**Records for this exercise:**
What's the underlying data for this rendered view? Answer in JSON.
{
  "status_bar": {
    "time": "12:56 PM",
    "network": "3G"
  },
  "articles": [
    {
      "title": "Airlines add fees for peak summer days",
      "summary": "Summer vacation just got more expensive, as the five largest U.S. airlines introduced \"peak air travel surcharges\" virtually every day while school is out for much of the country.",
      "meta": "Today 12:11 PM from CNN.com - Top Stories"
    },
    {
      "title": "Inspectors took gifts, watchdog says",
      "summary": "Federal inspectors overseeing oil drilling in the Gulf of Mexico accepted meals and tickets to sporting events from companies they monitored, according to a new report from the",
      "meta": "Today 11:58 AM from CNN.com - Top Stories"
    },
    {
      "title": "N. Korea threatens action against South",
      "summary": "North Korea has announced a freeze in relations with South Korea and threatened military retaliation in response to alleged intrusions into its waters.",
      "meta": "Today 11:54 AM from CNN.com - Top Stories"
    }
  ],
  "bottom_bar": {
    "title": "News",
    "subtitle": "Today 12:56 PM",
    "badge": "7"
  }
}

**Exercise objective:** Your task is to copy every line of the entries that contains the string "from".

**Answer below:**
      "meta": "Today 12:11 PM from CNN.com - Top Stories"
      "summary": "Federal inspectors overseeing oil drilling in the Gulf of Mexico accepted meals and tickets to sporting events from companies they monitored, according to a new report from the",
      "meta": "Today 11:58 AM from CNN.com - Top Stories"
      "meta": "Today 11:54 AM from CNN.com - Top Stories"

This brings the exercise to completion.